**Dataset records**
****************
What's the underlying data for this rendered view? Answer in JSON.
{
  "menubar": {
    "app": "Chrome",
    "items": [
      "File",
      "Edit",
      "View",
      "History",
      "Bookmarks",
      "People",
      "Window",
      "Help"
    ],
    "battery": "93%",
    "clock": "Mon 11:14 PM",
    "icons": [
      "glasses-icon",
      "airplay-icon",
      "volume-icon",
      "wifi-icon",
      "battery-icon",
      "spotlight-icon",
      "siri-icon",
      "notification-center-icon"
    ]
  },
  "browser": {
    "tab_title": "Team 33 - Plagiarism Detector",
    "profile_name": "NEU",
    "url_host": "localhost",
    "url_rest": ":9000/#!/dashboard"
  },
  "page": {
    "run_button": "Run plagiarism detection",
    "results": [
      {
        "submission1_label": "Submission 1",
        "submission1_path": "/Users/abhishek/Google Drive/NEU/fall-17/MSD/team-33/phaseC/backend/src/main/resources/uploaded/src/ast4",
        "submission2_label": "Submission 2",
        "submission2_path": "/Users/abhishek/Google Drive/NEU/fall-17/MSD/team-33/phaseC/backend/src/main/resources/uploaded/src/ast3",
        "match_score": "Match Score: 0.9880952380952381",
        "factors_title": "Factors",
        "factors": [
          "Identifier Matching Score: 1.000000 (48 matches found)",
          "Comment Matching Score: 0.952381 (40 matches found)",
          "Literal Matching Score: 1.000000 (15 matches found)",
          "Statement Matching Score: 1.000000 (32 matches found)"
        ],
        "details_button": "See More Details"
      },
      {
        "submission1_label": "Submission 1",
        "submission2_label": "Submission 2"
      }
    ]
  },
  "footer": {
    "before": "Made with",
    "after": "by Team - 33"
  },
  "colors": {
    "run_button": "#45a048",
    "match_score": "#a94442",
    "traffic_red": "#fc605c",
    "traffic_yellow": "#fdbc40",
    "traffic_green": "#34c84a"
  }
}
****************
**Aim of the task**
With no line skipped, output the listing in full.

**Exercise answer**
What's the underlying data for this rendered view? Answer in JSON.
{
  "menubar": {
    "app": "Chrome",
    "items": [
      "File",
      "Edit",
      "View",
      "History",
      "Bookmarks",
      "People",
      "Window",
      "Help"
    ],
    "battery": "93%",
    "clock": "Mon 11:14 PM",
    "icons": [
      "glasses-icon",
      "airplay-icon",
      "volume-icon",
      "wifi-icon",
      "battery-icon",
      "spotlight-icon",
      "siri-icon",
      "notification-center-icon"
    ]
  },
  "browser": {
    "tab_title": "Team 33 - Plagiarism Detector",
    "profile_name": "NEU",
    "url_host": "localhost",
    "url_rest": ":9000/#!/dashboard"
  },
  "page": {
    "run_button": "Run plagiarism detection",
    "results": [
      {
        "submission1_label": "Submission 1",
        "submission1_path": "/Users/abhishek/Google Drive/NEU/fall-17/MSD/team-33/phaseC/backend/src/main/resources/uploaded/src/ast4",
        "submission2_label": "Submission 2",
        "submission2_path": "/Users/abhishek/Google Drive/NEU/fall-17/MSD/team-33/phaseC/backend/src/main/resources/uploaded/src/ast3",
        "match_score": "Match Score: 0.9880952380952381",
        "factors_title": "Factors",
        "factors": [
          "Identifier Matching Score: 1.000000 (48 matches found)",
          "Comment Matching Score: 0.952381 (40 matches found)",
          "Literal Matching Score: 1.000000 (15 matches found)",
          "Statement Matching Score: 1.000000 (32 matches found)"
        ],
        "details_button": "See More Details"
      },
      {
        "submission1_label": "Submission 1",
        "submission2_label": "Submission 2"
      }
    ]
  },
  "footer": {
    "before": "Made with",
    "after": "by Team - 33"
  },
  "colors": {
    "run_button": "#45a048",
    "match_score": "#a94442",
    "traffic_red": "#fc605c",
    "traffic_yellow": "#fdbc40",
    "traffic_green": "#34c84a"
  }
}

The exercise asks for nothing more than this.